JK:  I've used many media over the years. I trained originally as a sculptor. I have used trees, cars steel, plastic, plaster, concrete, resin, cloth, sand, bricks etc.  I've painted in most mediums made installation a little video and I had a work on a billboard recently.  Photography was an early part of recording the sculptures I made I was also attracted to taking black and white shots of landscapes.  I use a 5D MK 2 and mostly a 17mil lens[.]

IOtA:  What inspired the creative techniques used in this show?  It really looks different from any other photography show I've seen.

Desert to Palm (2004) 
(Image provided by the artist.)

JK: This was the 1st piece in the “Fictional Reality” series and was catalyzed by a show at Cirrus Gallery Los Angeles called “Crazy thoughts have quick wings”. Here the brief was to illustrate the poem “Ariel” by Silvia Plath. When I was heading out to the desert and was impressed with drama and scale of the landscape and felt it related well to the poem [sic].

I found an old armchair perched atop a dusty mountain in Desert Hot Springs. From there I surveyed the landscape as I looked a cross [sic] to Palm Springs and was struck by the prospect of trying to re-create the grand unfolding landscape with the inadequacies of a single photograph. It seemed quit[e] obvious that I was going to have to use multiple shots to try and convey this scene in sight and sense. This I had done in the early eighties while at art school when we had been given the brief to photographically record a walk in a park. I too was aware of Hockney's wonderful pieces and was compelled to move a step further from those works by choosing to painstakingly blend and meld together many of the shots onto a panoramic work.

From left to right: The piece features a midnight scene with Jupiter just above the moon. The central area is at sunset and to the right is midday. I had return to the armchair 3 times and shoot panoramically. There is a car central to the piece that streaks from night to day and a soccer pitch that is a day scene set within the night.

IOtA:  What's the technical process like of creating these photo collages/montages?

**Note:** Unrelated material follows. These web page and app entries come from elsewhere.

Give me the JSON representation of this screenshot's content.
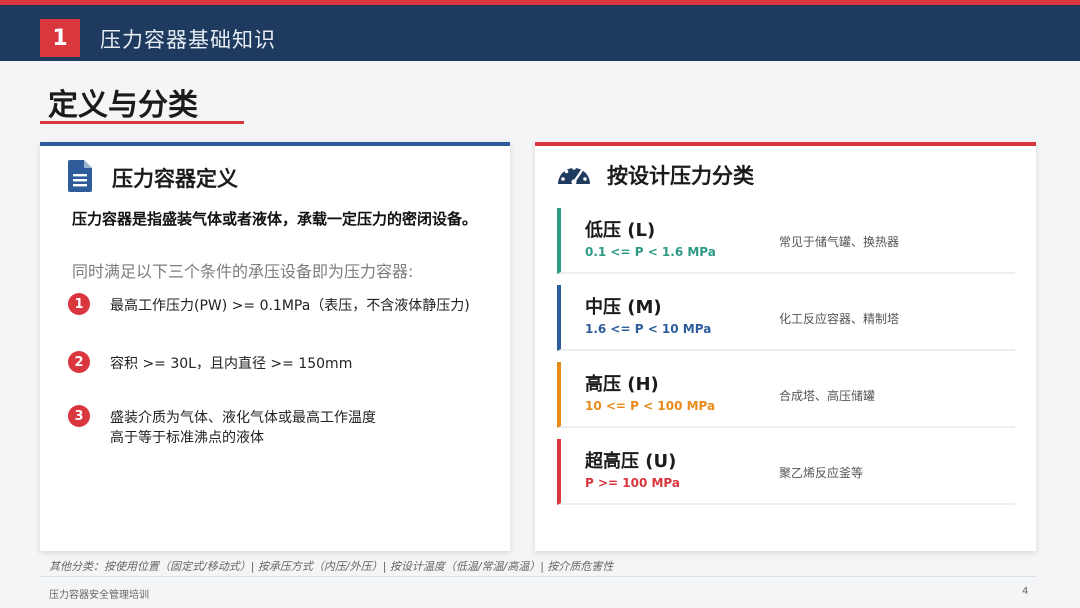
{
  "header": {
    "section_number": "1",
    "section_title": "压力容器基础知识",
    "colors": {
      "bar": "#1f3a5f",
      "accent": "#d9363e"
    }
  },
  "page": {
    "title": "定义与分类"
  },
  "definition_card": {
    "icon": "document-icon",
    "title": "压力容器定义",
    "definition": "压力容器是指盛装气体或者液体，承载一定压力的密闭设备。",
    "subtitle": "同时满足以下三个条件的承压设备即为压力容器:",
    "conditions": [
      {
        "num": "1",
        "line1": "最高工作压力(PW) >= 0.1MPa（表压，不含液体静压力)",
        "line2": ""
      },
      {
        "num": "2",
        "line1": "容积 >= 30L，且内直径 >= 150mm",
        "line2": ""
      },
      {
        "num": "3",
        "line1": "盛装介质为气体、液化气体或最高工作温度",
        "line2": "高于等于标准沸点的液体"
      }
    ]
  },
  "classification_card": {
    "icon": "gauge-icon",
    "title": "按设计压力分类",
    "items": [
      {
        "name": "低压 (L)",
        "range": "0.1 <= P < 1.6 MPa",
        "example": "常见于储气罐、换热器",
        "color": "#2e9a86"
      },
      {
        "name": "中压 (M)",
        "range": "1.6 <= P < 10 MPa",
        "example": "化工反应容器、精制塔",
        "color": "#2e5c9a"
      },
      {
        "name": "高压 (H)",
        "range": "10 <= P < 100 MPa",
        "example": "合成塔、高压储罐",
        "color": "#e88a1a"
      },
      {
        "name": "超高压 (U)",
        "range": "P >= 100 MPa",
        "example": "聚乙烯反应釜等",
        "color": "#d9363e"
      }
    ]
  },
  "footnote": "其他分类：按使用位置（固定式/移动式）| 按承压方式（内压/外压）| 按设计温度（低温/常温/高温）| 按介质危害性",
  "footer": {
    "left": "压力容器安全管理培训",
    "page_number": "4"
  }
}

JK:  I usually shoot for week [sic] returning to the same scene at different times of day to experience a range of lighting conditions and weather shifts. I continue to work on the reassembling of the many shots in Photoshop for up to 4 months though I spent a year on “Time Square 1” [sic] (2007).  There were in total 750 layers in Photoshop when complete. I consider myself a painter, painting in pixels. The actions and techniques require all the same perceptive skills and abilities that conventional painting requires. Fundamentally, compositing up to 100 long exposures into a single piece is a more cohesive way of expressing the filmic. It allows me to explore movement and condensed time and lends itself to my concerns with exemplifying the transcendental and the essence of place, in the urban/landscape. “It seems unrealistic to expect a single photographic shot, a single moment in time, to convey the human experience of seeing. We visually explore our environment in the third and forth dimensions as we build our personal visual journey.”

Time Square 1 (2004) [sic]
(Image provided by the artist.)

IOtA:  What do you hope people take away from this show?

JK:  A palpable, visceral sense of the place I visited and photographed.  

This Body of Work Seeks To:

1. Explore transcendental qualities in the urban landscape. Achieving this through idealized arrangements of architecture, light and space[.]

2. Introduce the notion of subjective memory in photography, by altering the image from its original source.

3. Filmily express the notion of condensed time, through multiple long exposures and different POVS contained in a single piece.

4. Explore and convey the sculptural confined within the 2 dimensional plane in photography[.]

Please check out the new mini documentary about the show by Eric Mihn:
IOtA: Thank you very much!


  1. I love reading about art in the words of the artist. Nice interview!

  2. How do people find cool things like old armchairs on top of dusty mountains?


Post a Comment